■ EXERCISE INPUT
--
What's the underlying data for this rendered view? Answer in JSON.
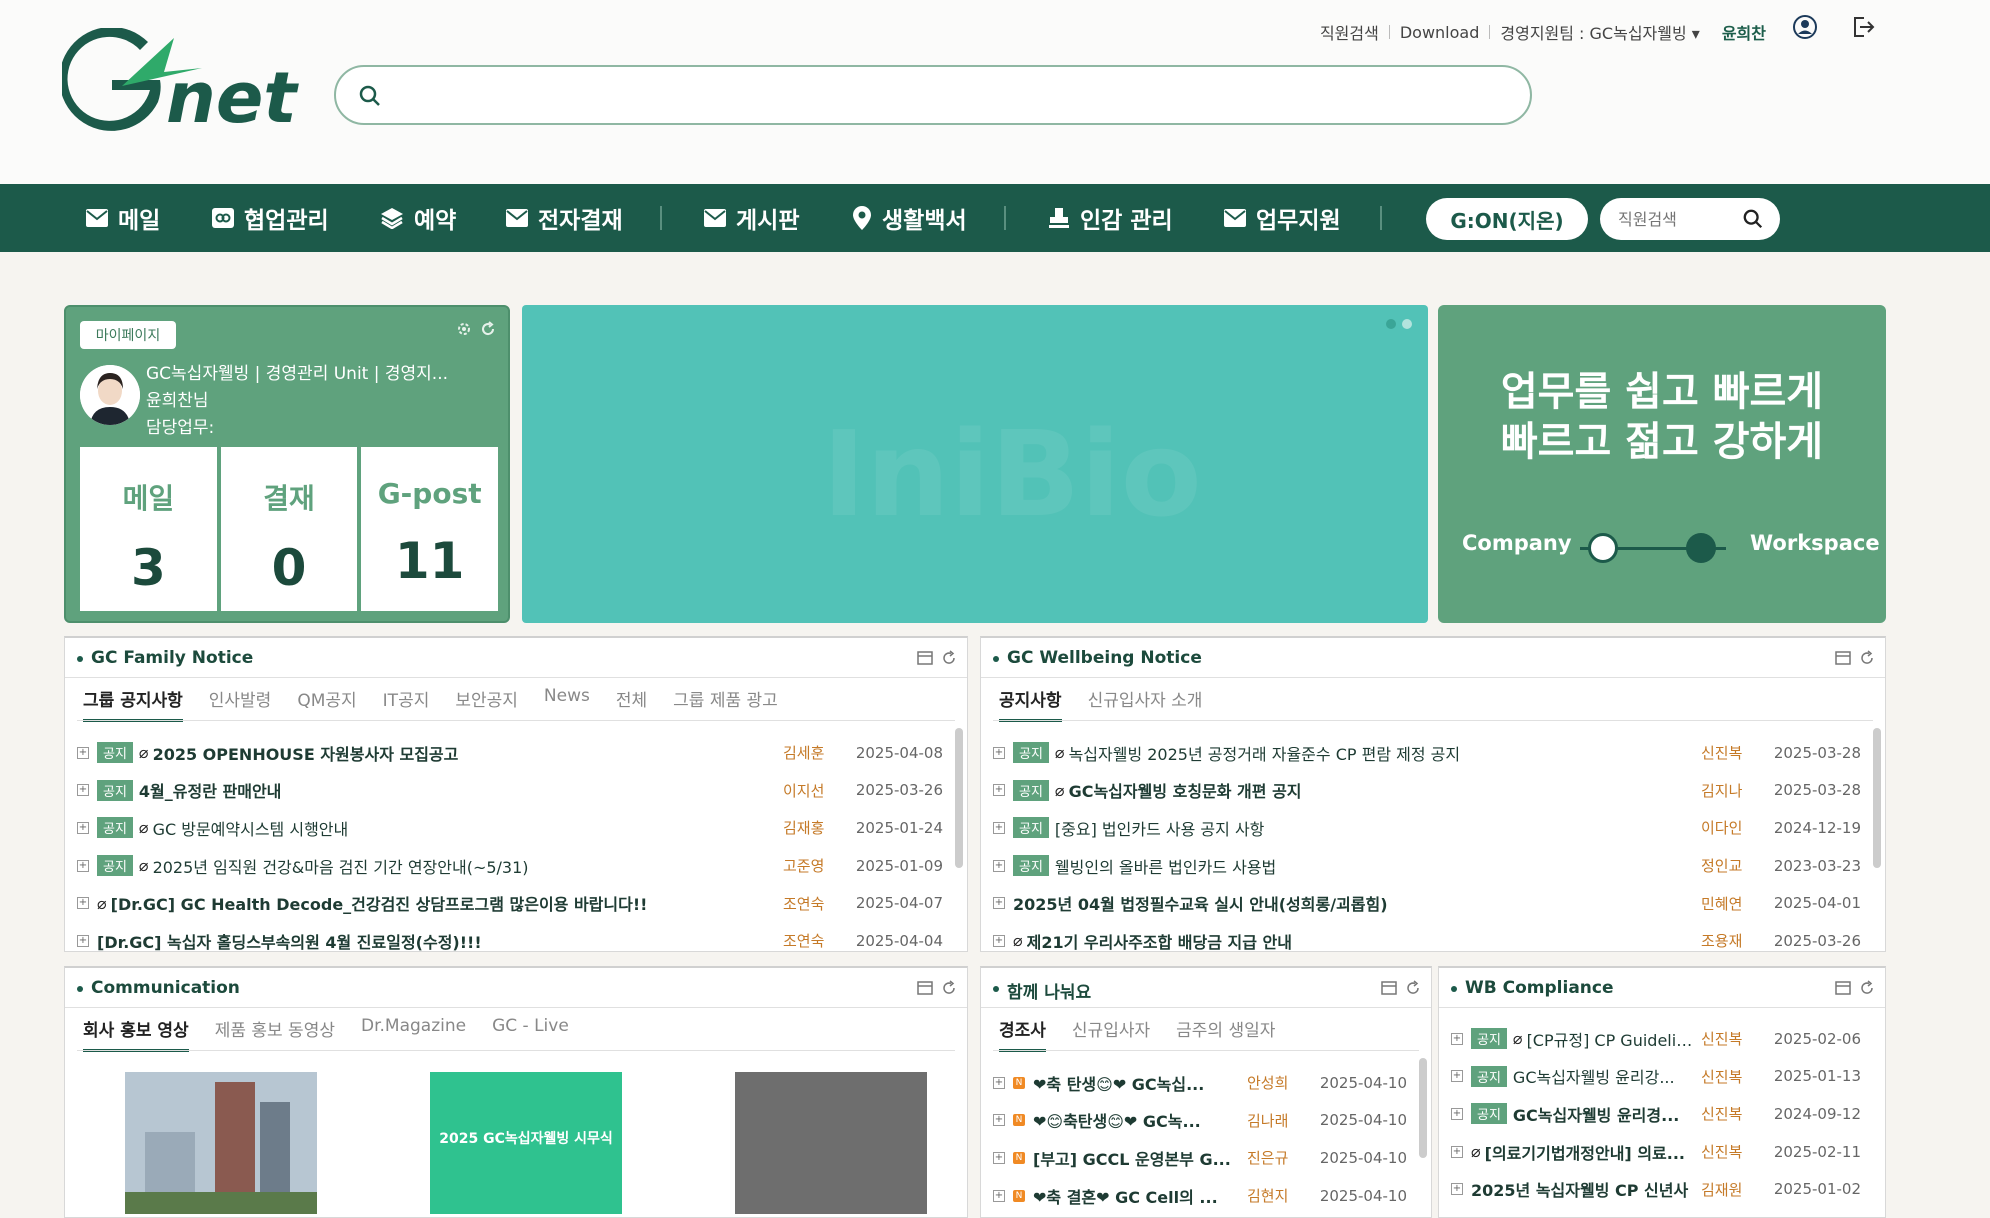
{
  "header": {
    "top_links": [
      "직원검색",
      "Download",
      "경영지원팀 : GC녹십자웰빙 ▾"
    ],
    "user_name": "윤희찬",
    "search_placeholder": ""
  },
  "nav": {
    "items": [
      "메일",
      "협업관리",
      "예약",
      "전자결재",
      "게시판",
      "생활백서",
      "인감 관리",
      "업무지원"
    ],
    "gon_label": "G:ON(지온)",
    "search_placeholder": "직원검색"
  },
  "mypage": {
    "tab_label": "마이페이지",
    "org": "GC녹십자웰빙 | 경영관리 Unit | 경영지...",
    "name": "윤희찬님",
    "duty": "담당업무:",
    "stats": [
      {
        "label": "메일",
        "value": "3"
      },
      {
        "label": "결재",
        "value": "0"
      },
      {
        "label": "G-post",
        "value": "11"
      }
    ]
  },
  "banner": {
    "watermark": "IniBio"
  },
  "workspace": {
    "title_line1": "업무를 쉽고 빠르게",
    "title_line2": "빠르고 젊고 강하게",
    "left_label": "Company",
    "right_label": "Workspace"
  },
  "family_notice": {
    "title": "GC Family Notice",
    "tabs": [
      "그룹 공지사항",
      "인사발령",
      "QM공지",
      "IT공지",
      "보안공지",
      "News",
      "전체",
      "그룹 제품 광고"
    ],
    "rows": [
      {
        "badge": "공지",
        "title": "2025 OPENHOUSE 자원봉사자 모집공고",
        "author": "김세훈",
        "date": "2025-04-08"
      },
      {
        "badge": "공지",
        "title": "4월_유정란 판매안내",
        "author": "이지선",
        "date": "2025-03-26"
      },
      {
        "badge": "공지",
        "title": "GC 방문예약시스템 시행안내",
        "author": "김재홍",
        "date": "2025-01-24"
      },
      {
        "badge": "공지",
        "title": "2025년 임직원 건강&마음 검진 기간 연장안내(~5/31)",
        "author": "고준영",
        "date": "2025-01-09"
      },
      {
        "badge": "",
        "title": "[Dr.GC] GC Health Decode_건강검진 상담프로그램 많은이용 바랍니다!!",
        "author": "조연숙",
        "date": "2025-04-07"
      },
      {
        "badge": "",
        "title": "[Dr.GC] 녹십자 홀딩스부속의원 4월 진료일정(수정)!!!",
        "author": "조연숙",
        "date": "2025-04-04"
      }
    ]
  },
  "wellbeing_notice": {
    "title": "GC Wellbeing Notice",
    "tabs": [
      "공지사항",
      "신규입사자 소개"
    ],
    "rows": [
      {
        "badge": "공지",
        "title": "녹십자웰빙 2025년 공정거래 자율준수 CP 편람 제정 공지",
        "author": "신진복",
        "date": "2025-03-28"
      },
      {
        "badge": "공지",
        "title": "GC녹십자웰빙 호칭문화 개편 공지",
        "author": "김지나",
        "date": "2025-03-28"
      },
      {
        "badge": "공지",
        "title": "[중요] 법인카드 사용 공지 사항",
        "author": "이다인",
        "date": "2024-12-19"
      },
      {
        "badge": "공지",
        "title": "웰빙인의 올바른 법인카드 사용법",
        "author": "정인교",
        "date": "2023-03-23"
      },
      {
        "badge": "",
        "title": "2025년 04월 법정필수교육 실시 안내(성희롱/괴롭힘)",
        "author": "민혜연",
        "date": "2025-04-01"
      },
      {
        "badge": "",
        "title": "제21기 우리사주조합 배당금 지급 안내",
        "author": "조용재",
        "date": "2025-03-26"
      }
    ]
  },
  "communication": {
    "title": "Communication",
    "tabs": [
      "회사 홍보 영상",
      "제품 홍보 동영상",
      "Dr.Magazine",
      "GC - Live"
    ],
    "thumbs": [
      {
        "caption": "",
        "color": "#8aa0b2"
      },
      {
        "caption": "2025 GC녹십자웰빙 시무식",
        "color": "#2fc28f"
      },
      {
        "caption": "",
        "color": "#6e6e6e"
      }
    ]
  },
  "share": {
    "title": "함께 나눠요",
    "tabs": [
      "경조사",
      "신규입사자",
      "금주의 생일자"
    ],
    "rows": [
      {
        "title": "❤축 탄생😊❤ GC녹십...",
        "author": "안성희",
        "date": "2025-04-10"
      },
      {
        "title": "❤😊축탄생😊❤ GC녹...",
        "author": "김나래",
        "date": "2025-04-10"
      },
      {
        "title": "[부고] GCCL 운영본부 G...",
        "author": "진은규",
        "date": "2025-04-10"
      },
      {
        "title": "❤축 결혼❤ GC Cell의 ...",
        "author": "김현지",
        "date": "2025-04-10"
      }
    ]
  },
  "wb_compliance": {
    "title": "WB Compliance",
    "rows": [
      {
        "badge": "공지",
        "title": "[CP규정] CP Guidelin...",
        "author": "신진복",
        "date": "2025-02-06"
      },
      {
        "badge": "공지",
        "title": "GC녹십자웰빙 윤리강...",
        "author": "신진복",
        "date": "2025-01-13"
      },
      {
        "badge": "공지",
        "title": "GC녹십자웰빙 윤리경...",
        "author": "신진복",
        "date": "2024-09-12"
      },
      {
        "badge": "",
        "title": "[의료기기법개정안내] 의료...",
        "author": "신진복",
        "date": "2025-02-11"
      },
      {
        "badge": "",
        "title": "2025년 녹십자웰빙 CP 신년사",
        "author": "김재원",
        "date": "2025-01-02"
      }
    ]
  },
  "colors": {
    "brand_dark": "#1c5a4a",
    "brand_green": "#5fa27d",
    "banner_teal": "#52c2b7"
  }
}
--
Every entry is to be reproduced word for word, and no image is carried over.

What's the underlying data for this rendered view? Answer in JSON.
{
  "header": {
    "top_links": [
      "직원검색",
      "Download",
      "경영지원팀 : GC녹십자웰빙 ▾"
    ],
    "user_name": "윤희찬",
    "search_placeholder": ""
  },
  "nav": {
    "items": [
      "메일",
      "협업관리",
      "예약",
      "전자결재",
      "게시판",
      "생활백서",
      "인감 관리",
      "업무지원"
    ],
    "gon_label": "G:ON(지온)",
    "search_placeholder": "직원검색"
  },
  "mypage": {
    "tab_label": "마이페이지",
    "org": "GC녹십자웰빙 | 경영관리 Unit | 경영지...",
    "name": "윤희찬님",
    "duty": "담당업무:",
    "stats": [
      {
        "label": "메일",
        "value": "3"
      },
      {
        "label": "결재",
        "value": "0"
      },
      {
        "label": "G-post",
        "value": "11"
      }
    ]
  },
  "banner": {
    "watermark": "IniBio"
  },
  "workspace": {
    "title_line1": "업무를 쉽고 빠르게",
    "title_line2": "빠르고 젊고 강하게",
    "left_label": "Company",
    "right_label": "Workspace"
  },
  "family_notice": {
    "title": "GC Family Notice",
    "tabs": [
      "그룹 공지사항",
      "인사발령",
      "QM공지",
      "IT공지",
      "보안공지",
      "News",
      "전체",
      "그룹 제품 광고"
    ],
    "rows": [
      {
        "badge": "공지",
        "title": "2025 OPENHOUSE 자원봉사자 모집공고",
        "author": "김세훈",
        "date": "2025-04-08"
      },
      {
        "badge": "공지",
        "title": "4월_유정란 판매안내",
        "author": "이지선",
        "date": "2025-03-26"
      },
      {
        "badge": "공지",
        "title": "GC 방문예약시스템 시행안내",
        "author": "김재홍",
        "date": "2025-01-24"
      },
      {
        "badge": "공지",
        "title": "2025년 임직원 건강&마음 검진 기간 연장안내(~5/31)",
        "author": "고준영",
        "date": "2025-01-09"
      },
      {
        "badge": "",
        "title": "[Dr.GC] GC Health Decode_건강검진 상담프로그램 많은이용 바랍니다!!",
        "author": "조연숙",
        "date": "2025-04-07"
      },
      {
        "badge": "",
        "title": "[Dr.GC] 녹십자 홀딩스부속의원 4월 진료일정(수정)!!!",
        "author": "조연숙",
        "date": "2025-04-04"
      }
    ]
  },
  "wellbeing_notice": {
    "title": "GC Wellbeing Notice",
    "tabs": [
      "공지사항",
      "신규입사자 소개"
    ],
    "rows": [
      {
        "badge": "공지",
        "title": "녹십자웰빙 2025년 공정거래 자율준수 CP 편람 제정 공지",
        "author": "신진복",
        "date": "2025-03-28"
      },
      {
        "badge": "공지",
        "title": "GC녹십자웰빙 호칭문화 개편 공지",
        "author": "김지나",
        "date": "2025-03-28"
      },
      {
        "badge": "공지",
        "title": "[중요] 법인카드 사용 공지 사항",
        "author": "이다인",
        "date": "2024-12-19"
      },
      {
        "badge": "공지",
        "title": "웰빙인의 올바른 법인카드 사용법",
        "author": "정인교",
        "date": "2023-03-23"
      },
      {
        "badge": "",
        "title": "2025년 04월 법정필수교육 실시 안내(성희롱/괴롭힘)",
        "author": "민혜연",
        "date": "2025-04-01"
      },
      {
        "badge": "",
        "title": "제21기 우리사주조합 배당금 지급 안내",
        "author": "조용재",
        "date": "2025-03-26"
      }
    ]
  },
  "communication": {
    "title": "Communication",
    "tabs": [
      "회사 홍보 영상",
      "제품 홍보 동영상",
      "Dr.Magazine",
      "GC - Live"
    ],
    "thumbs": [
      {
        "caption": "",
        "color": "#8aa0b2"
      },
      {
        "caption": "2025 GC녹십자웰빙 시무식",
        "color": "#2fc28f"
      },
      {
        "caption": "",
        "color": "#6e6e6e"
      }
    ]
  },
  "share": {
    "title": "함께 나눠요",
    "tabs": [
      "경조사",
      "신규입사자",
      "금주의 생일자"
    ],
    "rows": [
      {
        "title": "❤축 탄생😊❤ GC녹십...",
        "author": "안성희",
        "date": "2025-04-10"
      },
      {
        "title": "❤😊축탄생😊❤ GC녹...",
        "author": "김나래",
        "date": "2025-04-10"
      },
      {
        "title": "[부고] GCCL 운영본부 G...",
        "author": "진은규",
        "date": "2025-04-10"
      },
      {
        "title": "❤축 결혼❤ GC Cell의 ...",
        "author": "김현지",
        "date": "2025-04-10"
      }
    ]
  },
  "wb_compliance": {
    "title": "WB Compliance",
    "rows": [
      {
        "badge": "공지",
        "title": "[CP규정] CP Guidelin...",
        "author": "신진복",
        "date": "2025-02-06"
      },
      {
        "badge": "공지",
        "title": "GC녹십자웰빙 윤리강...",
        "author": "신진복",
        "date": "2025-01-13"
      },
      {
        "badge": "공지",
        "title": "GC녹십자웰빙 윤리경...",
        "author": "신진복",
        "date": "2024-09-12"
      },
      {
        "badge": "",
        "title": "[의료기기법개정안내] 의료...",
        "author": "신진복",
        "date": "2025-02-11"
      },
      {
        "badge": "",
        "title": "2025년 녹십자웰빙 CP 신년사",
        "author": "김재원",
        "date": "2025-01-02"
      }
    ]
  },
  "colors": {
    "brand_dark": "#1c5a4a",
    "brand_green": "#5fa27d",
    "banner_teal": "#52c2b7"
  }
}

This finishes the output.